Comprehensively, in the patients discussed, implants proved be clinically, that means functionally and cosmetically, successful in short time period of functional loading.
However, further studies are needed before craniofacial implants as anchoring elements for wigs will be manifested as a standard option in the rehabilitation of craniofacial, alopecial defects.

References

  1. DERHAMI K, WOLFAARDT J F, FAULKNER G, GRACE M (1995): Assessment of the Periotest Device in Baseline Mobility Measurements of Craniofacial Implants. Int J Oral Maxillofac Implants 10:221-229
  2. GITTO C A, PLATA W G, SCHAAF N G (1994): Evaluation of the Peri-Implant Epithelial Tissue of Implant Abutment Supporting Maxillofacial Prostheses. Int J Oral Maxillofac Implants 9:197-206
  3. GRANSTRÖM G, JACOBSSON M, TJELLSTRÖM A (1992): Titanium implants in irradiated tissue: Benefits from hyperbaric oxygen. Int J Oral Maxillofac Implants 7:15-25
  4. HOLGERS K-M, THOMSON P, TJELLSTRÖM A, ERICSSON L E, BJURSTEN L-M (1994) Morphologic evaluation of clinical long-term percutaneous titanium implants. Int J Oral Maxillofac Implants 9:689-697
  5. MOY P K, LUNDGREN S, BEUMER III J, CASTRO D (1993): Stabilization of craniofacial prostheses using osseointegrated titanium implants. Laryngoscope 103:1399-1405
  6. ROUMANAS E, NISHIMURA R, BEUMER III J, MOY P, WEINLANDER M, LORANT J (1994): Craniofacial Defects and Osseointegrated implants: Six-Year Follow-up Report on the Success Rates of Cranoifacial Implants at UCLA. Int J Oral Maxillofac Implants 9:579-585
  7. TOLMAN D E, TAYLOR P F (1996): Bone-anchored craniofacial prosthesis study.
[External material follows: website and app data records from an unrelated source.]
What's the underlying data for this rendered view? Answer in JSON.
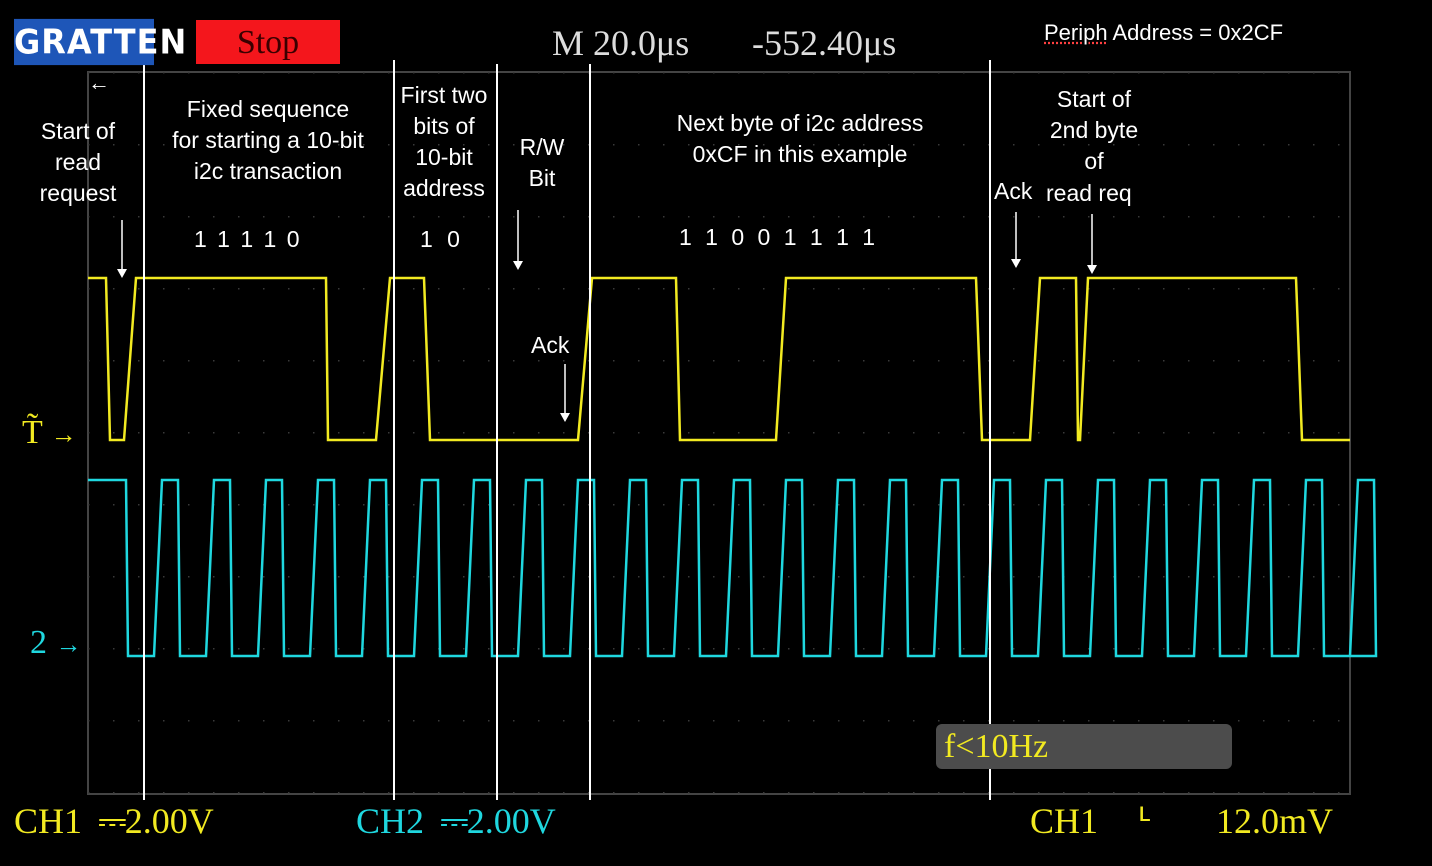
{
  "header": {
    "brand": "GRATTEN",
    "stop_label": "Stop",
    "timebase": "M 20.0μs",
    "trigger_offset": "-552.40μs",
    "periph_word": "Periph",
    "periph_rest": " Address = 0x2CF"
  },
  "markers": {
    "ch1": "T̃",
    "ch2": "2"
  },
  "annotations": {
    "start_read": [
      "Start of",
      "read",
      "request"
    ],
    "fixed_seq": [
      "Fixed sequence",
      "for starting a 10-bit",
      "i2c transaction"
    ],
    "first_two": [
      "First two",
      "bits of",
      "10-bit",
      "address"
    ],
    "rw_bit": [
      "R/W",
      "Bit"
    ],
    "next_byte": [
      "Next byte of i2c address",
      "0xCF in this example"
    ],
    "start_second": [
      "Start of",
      "2nd byte",
      "of"
    ],
    "read_req": "read req",
    "ack_mid": "Ack",
    "ack_right": "Ack"
  },
  "bits": {
    "fixed": "1 1 1 1 0",
    "first_two": "1 0",
    "next_byte": "1 1 0 0 1 1 1 1"
  },
  "footer": {
    "ch1_label": "CH1",
    "ch1_scale": "2.00V",
    "ch2_label": "CH2",
    "ch2_scale": "2.00V",
    "trig_label": "CH1",
    "trig_symbol": "⫯",
    "trig_level": "12.0mV",
    "freq": "f<10Hz"
  },
  "colors": {
    "ch1": "#f2ea21",
    "ch2": "#1fd7df",
    "stop": "#f4161c",
    "brand": "#1e56b8"
  }
}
Int J Oral Maxillofac Implants 11:159-168
  8. TVETEN S, WEISCHER T, MOHR C (1997): Primary soft tissue covering and specific recall of endosseous implants in the irradiated orbita. Mund kiefer GesichtsChir 1,289-293

This Poster was submitted on 15.05.01 by PD Dr. med. dent. Thomas Weischer.

Correspondence address:
PD Dr. med. dent. Thomas Weischer
Universitätsklinik für Mund-, Kiefer- und Gesichtschirurgie Essen
Hufelandstraße 55
45122 Essen